In the same study, the heel strike runners had greater overall foot-ground impact than the toe strike runners, resulting in more shock that is attenuated by the lumbar lordosis. This finding is not the first to suggest that heel strike running is bad for the back.
In addition, the heel strike runners had greater overall low back excursion which may inflict a sizable demand for stability in the lumbar spine, according to the researchers.
The Take Home Message
The study’s findings were encouraging: the farther you land away from the heel when running, the lesser the risk of the weakening of the shock-absorbing structures in the back.
Moreover, these findings represent a watershed moment in biomechanical research on running, clearly demonstrating the possibly both forefoot running and toe strike running prevents or at least, delays impact-induced degenerative changes to the back.
More From Run Forefoot:
Barefoot Running Improves Balance – The WRONG type of running shoe destabilizes mechanics and how barefoot running can easily help.
Running Shoes and Injuries – Minimalist, or barefoot-like running shoes reduce injury compared to the traditional running shoe.
Femur Fracture – Landing with a heel strike can literally break the strongest bone in the body.
Running with Music – Did you know that runners run best when they hear a pattern? Find out why running with music is not such a bad thing after all.
Running Shoes – My reviews on the minimalist shoes I feel are best for forefoot running.
Delgado et al. Effects of foot strike on low back posture, shock attenuation, and comfort in running. Med Sci Sports Exerc, 2013;45(3):490-6.
Driscoll C, Aubin CE, Labelle H, Dansereau J. The relationship between hip flexion/extension and the sagittal curves of the spine. Stud Health Technol Inform. 2008;140:90–5.
Franz JR, Paylo KW, Dicharry J, Riley PO, Kerrigan DC. Changes in the coordination of hip and pelvis kinematics with mode of locomotion. Gait Posture. 2009;29:494–8.
Uetake T, Ohtsuki F, Tanaka H, Shindo M. The vertebral curvature of sportsmen. J Sports Sci. 1998;16:621–8.
Voloshin A, Wosk J. An in vivo study of low back pain and shock absorption in the human locomotor system. J Biomech. 1982;15:21–7.
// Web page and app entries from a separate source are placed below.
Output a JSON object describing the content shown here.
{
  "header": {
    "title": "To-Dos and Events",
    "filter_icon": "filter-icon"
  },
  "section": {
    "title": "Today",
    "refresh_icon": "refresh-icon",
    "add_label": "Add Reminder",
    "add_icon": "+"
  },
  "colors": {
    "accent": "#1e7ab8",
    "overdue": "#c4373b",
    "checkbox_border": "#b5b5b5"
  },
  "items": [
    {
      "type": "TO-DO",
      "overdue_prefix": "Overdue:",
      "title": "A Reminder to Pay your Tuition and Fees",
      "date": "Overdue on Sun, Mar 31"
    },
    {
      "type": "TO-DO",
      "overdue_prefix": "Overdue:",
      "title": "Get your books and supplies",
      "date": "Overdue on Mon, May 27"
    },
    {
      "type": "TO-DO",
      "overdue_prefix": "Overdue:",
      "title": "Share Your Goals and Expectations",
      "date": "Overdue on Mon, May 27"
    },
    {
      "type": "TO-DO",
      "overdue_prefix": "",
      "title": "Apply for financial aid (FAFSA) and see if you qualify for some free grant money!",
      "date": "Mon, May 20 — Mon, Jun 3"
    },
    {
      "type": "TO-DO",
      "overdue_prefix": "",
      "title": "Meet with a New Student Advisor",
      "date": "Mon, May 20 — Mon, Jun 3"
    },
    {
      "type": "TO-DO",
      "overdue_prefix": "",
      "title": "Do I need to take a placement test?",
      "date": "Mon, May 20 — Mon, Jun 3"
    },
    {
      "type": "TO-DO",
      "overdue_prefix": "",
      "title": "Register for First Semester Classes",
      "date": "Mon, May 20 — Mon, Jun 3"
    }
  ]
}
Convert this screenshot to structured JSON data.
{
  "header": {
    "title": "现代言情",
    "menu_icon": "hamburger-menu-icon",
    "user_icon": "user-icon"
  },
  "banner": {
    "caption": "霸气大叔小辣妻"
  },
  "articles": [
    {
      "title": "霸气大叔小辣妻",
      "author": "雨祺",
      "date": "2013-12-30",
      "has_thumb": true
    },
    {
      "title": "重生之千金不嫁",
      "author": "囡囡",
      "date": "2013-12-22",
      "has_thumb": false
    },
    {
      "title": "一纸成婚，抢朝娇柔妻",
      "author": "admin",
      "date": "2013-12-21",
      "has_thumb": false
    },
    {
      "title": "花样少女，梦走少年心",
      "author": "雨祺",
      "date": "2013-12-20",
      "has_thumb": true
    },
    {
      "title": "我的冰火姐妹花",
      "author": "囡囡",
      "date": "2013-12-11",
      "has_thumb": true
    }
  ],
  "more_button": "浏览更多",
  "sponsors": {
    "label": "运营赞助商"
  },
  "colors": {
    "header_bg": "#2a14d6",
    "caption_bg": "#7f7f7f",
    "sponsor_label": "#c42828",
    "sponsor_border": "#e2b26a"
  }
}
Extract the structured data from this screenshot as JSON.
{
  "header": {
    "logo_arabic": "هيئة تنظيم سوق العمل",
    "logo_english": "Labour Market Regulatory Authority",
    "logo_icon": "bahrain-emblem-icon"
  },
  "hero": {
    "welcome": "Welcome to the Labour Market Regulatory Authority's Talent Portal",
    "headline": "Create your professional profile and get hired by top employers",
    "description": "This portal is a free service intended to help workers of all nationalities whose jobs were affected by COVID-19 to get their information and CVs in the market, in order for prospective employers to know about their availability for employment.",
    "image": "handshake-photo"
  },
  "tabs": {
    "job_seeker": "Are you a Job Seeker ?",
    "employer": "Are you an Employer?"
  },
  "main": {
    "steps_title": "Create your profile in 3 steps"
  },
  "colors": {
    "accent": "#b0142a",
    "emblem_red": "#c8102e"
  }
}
BSc Neurobiology; MSc Biomechanics candidate, ultra minimalist runner & founder of RunForefoot. I was a heel striker, always injured. I was inspired by the great Tirunesh Dibaba to try forefoot running. Now, I'm injury free. This is why I launched Run Forefoot, to advocate the health & performance benefits of forefoot running and to raise awareness on the dangers of heel striking, because the world needs to know.